Wild at Heart opened in the United States on August 17, 1990 in a limited release of only 532 theaters, grossing $2,913,764 in its opening weekend. It went into wider release on August 31 with 618 theaters and grossing an additional $1,858,379. The film ultimately grossed $14,560,247 in North America, well above its estimated budget.
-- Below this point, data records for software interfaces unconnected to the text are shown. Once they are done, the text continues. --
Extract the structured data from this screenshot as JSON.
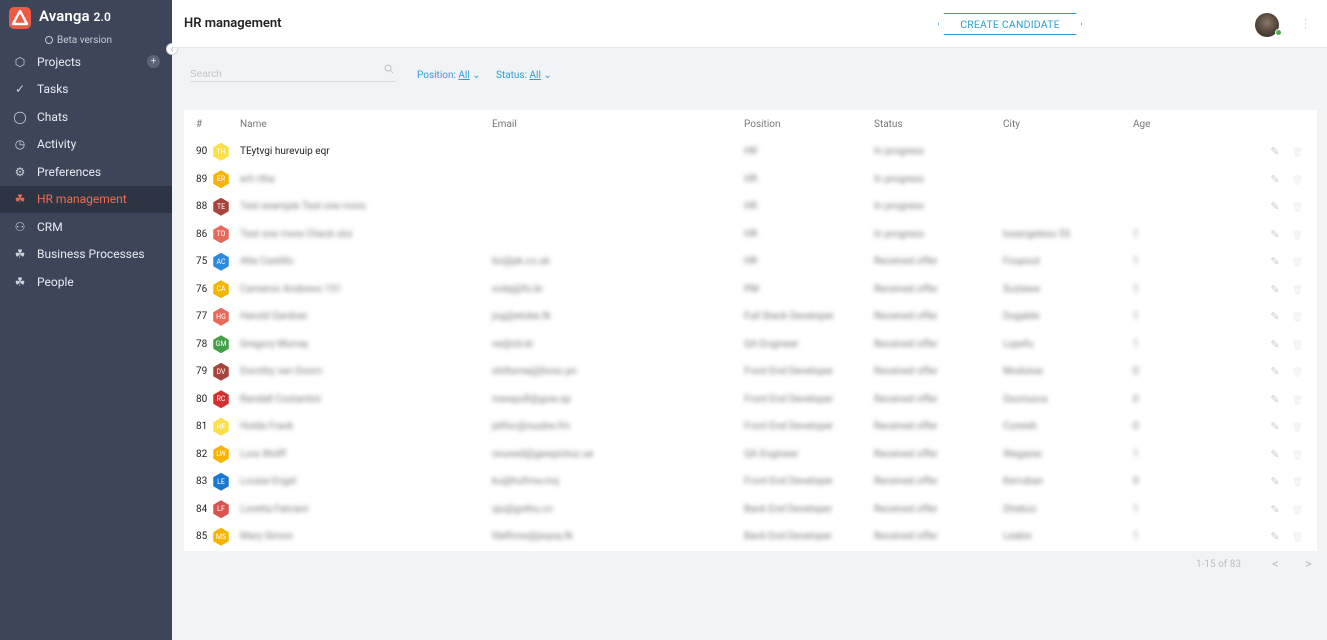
{
  "app": {
    "name": "Avanga",
    "version": "2.0",
    "subtitle": "Beta version"
  },
  "sidebar": {
    "items": [
      {
        "label": "Projects",
        "icon": "cube-icon"
      },
      {
        "label": "Tasks",
        "icon": "check-circle-icon"
      },
      {
        "label": "Chats",
        "icon": "chat-bubble-icon"
      },
      {
        "label": "Activity",
        "icon": "stopwatch-icon"
      },
      {
        "label": "Preferences",
        "icon": "gear-icon"
      },
      {
        "label": "HR management",
        "icon": "people-cluster-icon",
        "active": true
      },
      {
        "label": "CRM",
        "icon": "team-icon"
      },
      {
        "label": "Business Processes",
        "icon": "people-cluster-icon"
      },
      {
        "label": "People",
        "icon": "people-cluster-icon"
      }
    ],
    "add_symbol": "+",
    "collapse_symbol": "‹"
  },
  "header": {
    "title": "HR management",
    "create_button": "CREATE CANDIDATE"
  },
  "filters": {
    "search_placeholder": "Search",
    "position_label": "Position:",
    "position_value": "All",
    "status_label": "Status:",
    "status_value": "All"
  },
  "table": {
    "columns": [
      "#",
      "Name",
      "Email",
      "Position",
      "Status",
      "City",
      "Age"
    ],
    "rows": [
      {
        "id": "90",
        "initials": "TH",
        "color": "#fde047",
        "name": "TEytvgi hurevuip eqr",
        "email": "",
        "position": "HR",
        "status": "In progress",
        "city": "",
        "age": ""
      },
      {
        "id": "89",
        "initials": "ER",
        "color": "#f5b400",
        "name": "erh rtha",
        "email": "",
        "position": "HR",
        "status": "In progress",
        "city": "",
        "age": ""
      },
      {
        "id": "88",
        "initials": "TE",
        "color": "#a5443a",
        "name": "Test example Test one more",
        "email": "",
        "position": "HR",
        "status": "In progress",
        "city": "",
        "age": ""
      },
      {
        "id": "86",
        "initials": "TO",
        "color": "#e8685a",
        "name": "Test one more Check ului",
        "email": "",
        "position": "HR",
        "status": "In progress",
        "city": "losangeless 55",
        "age": "1"
      },
      {
        "id": "75",
        "initials": "AC",
        "color": "#2a8ae0",
        "name": "Alta Castillo",
        "email": "bo@pk.co.uk",
        "position": "HR",
        "status": "Received offer",
        "city": "Foupout",
        "age": "1"
      },
      {
        "id": "76",
        "initials": "CA",
        "color": "#f5b400",
        "name": "Cameron Andrews 151",
        "email": "nolej@fo.br",
        "position": "PM",
        "status": "Received offer",
        "city": "Suziewe",
        "age": "1"
      },
      {
        "id": "77",
        "initials": "HG",
        "color": "#e8685a",
        "name": "Harold Gardner",
        "email": "jog@etube.fk",
        "position": "Full Stack Developer",
        "status": "Received offer",
        "city": "Dugable",
        "age": "1"
      },
      {
        "id": "78",
        "initials": "GM",
        "color": "#43a047",
        "name": "Gregory Murray",
        "email": "ne@cb.kr",
        "position": "QA Engineer",
        "status": "Received offer",
        "city": "Lupefu",
        "age": "1"
      },
      {
        "id": "79",
        "initials": "DV",
        "color": "#a5443a",
        "name": "Dorothy van Doorn",
        "email": "shiltsmej@bosz.pn",
        "position": "Front End Developer",
        "status": "Received offer",
        "city": "Modutue",
        "age": "0"
      },
      {
        "id": "80",
        "initials": "RC",
        "color": "#d32f2f",
        "name": "Randall Costantini",
        "email": "mewpufi@gow.sp",
        "position": "Front End Developer",
        "status": "Received offer",
        "city": "Gsoriusva",
        "age": "0"
      },
      {
        "id": "81",
        "initials": "HF",
        "color": "#fde047",
        "name": "Hulda Frank",
        "email": "jetfoc@nuubw.fm",
        "position": "Front End Developer",
        "status": "Received offer",
        "city": "Curewb",
        "age": "0"
      },
      {
        "id": "82",
        "initials": "LW",
        "color": "#f5b400",
        "name": "Lora Wolff",
        "email": "nnuned@gewpiotuz.ue",
        "position": "QA Engineer",
        "status": "Received offer",
        "city": "Wegaras",
        "age": "1"
      },
      {
        "id": "83",
        "initials": "LE",
        "color": "#1976d2",
        "name": "Louise Engel",
        "email": "ku@hufmw.mq",
        "position": "Front End Developer",
        "status": "Received offer",
        "city": "Kerruban",
        "age": "0"
      },
      {
        "id": "84",
        "initials": "LF",
        "color": "#d9534f",
        "name": "Loretta Falciani",
        "email": "sju@gothu.cn",
        "position": "Back End Developer",
        "status": "Received offer",
        "city": "Dheboz",
        "age": "1"
      },
      {
        "id": "85",
        "initials": "MS",
        "color": "#f5b400",
        "name": "Mary Simon",
        "email": "fdefimw@jsqoq.fk",
        "position": "Back End Developer",
        "status": "Received offer",
        "city": "Leabic",
        "age": "1"
      }
    ]
  },
  "pagination": {
    "label": "1-15 of 83",
    "prev": "<",
    "next": ">"
  }
}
As of June 15, 2007, Wild at Heart was given a rating of 64% on Rotten Tomatoes and a 7.0 rating at the Internet Movie Database. In his review for Sight & Sound magazine, Jonathan Rosenbaum wrote, "Perhaps the major problem is that despite Cage and Dern's best efforts, Lynch is ultimately interested only in iconography, not characters at all. When it comes to images of evil, corruption, derangement, raw passion and mutilation (roughly in that order), Wild at Heart is a veritable cornucopia." However, Peter Travers wrote in Rolling Stone magazine, "Starting with the outrageous and building from there, he ignites a slight love-on-the-run novel, creating a bonfire of a movie that confirms his reputation as the most exciting and innovative filmmaker of his generation." Richard Combs in his review for Time wrote, "The result is a pile-up, of innocence, of evil, even of actual road accidents, without a context to give significance to the casualties or survivors." Christopher Sharrett in Cineaste magazine wrote, "LynchÃ¢â‚¬â„¢s characters are now so cartoony one is prone to address him more as a theorist than director, except he is not that challenging...One is never sure what Lynch likes or dislikes, and his often striking images are too often lacking in compassion for us to accept him as a chronicler of a moribund landscape a la Fellini."
Diane Ladd was nominated for Best Supporting Actress at the 1990 Academy Awards.
Barry Gifford's character Perdita Durango (played by Isabella Rossellini in Wild at Heart) also appears in Alex de la Iglesia's movie Perdita Durango (1997), where she is played by Rosie Perez.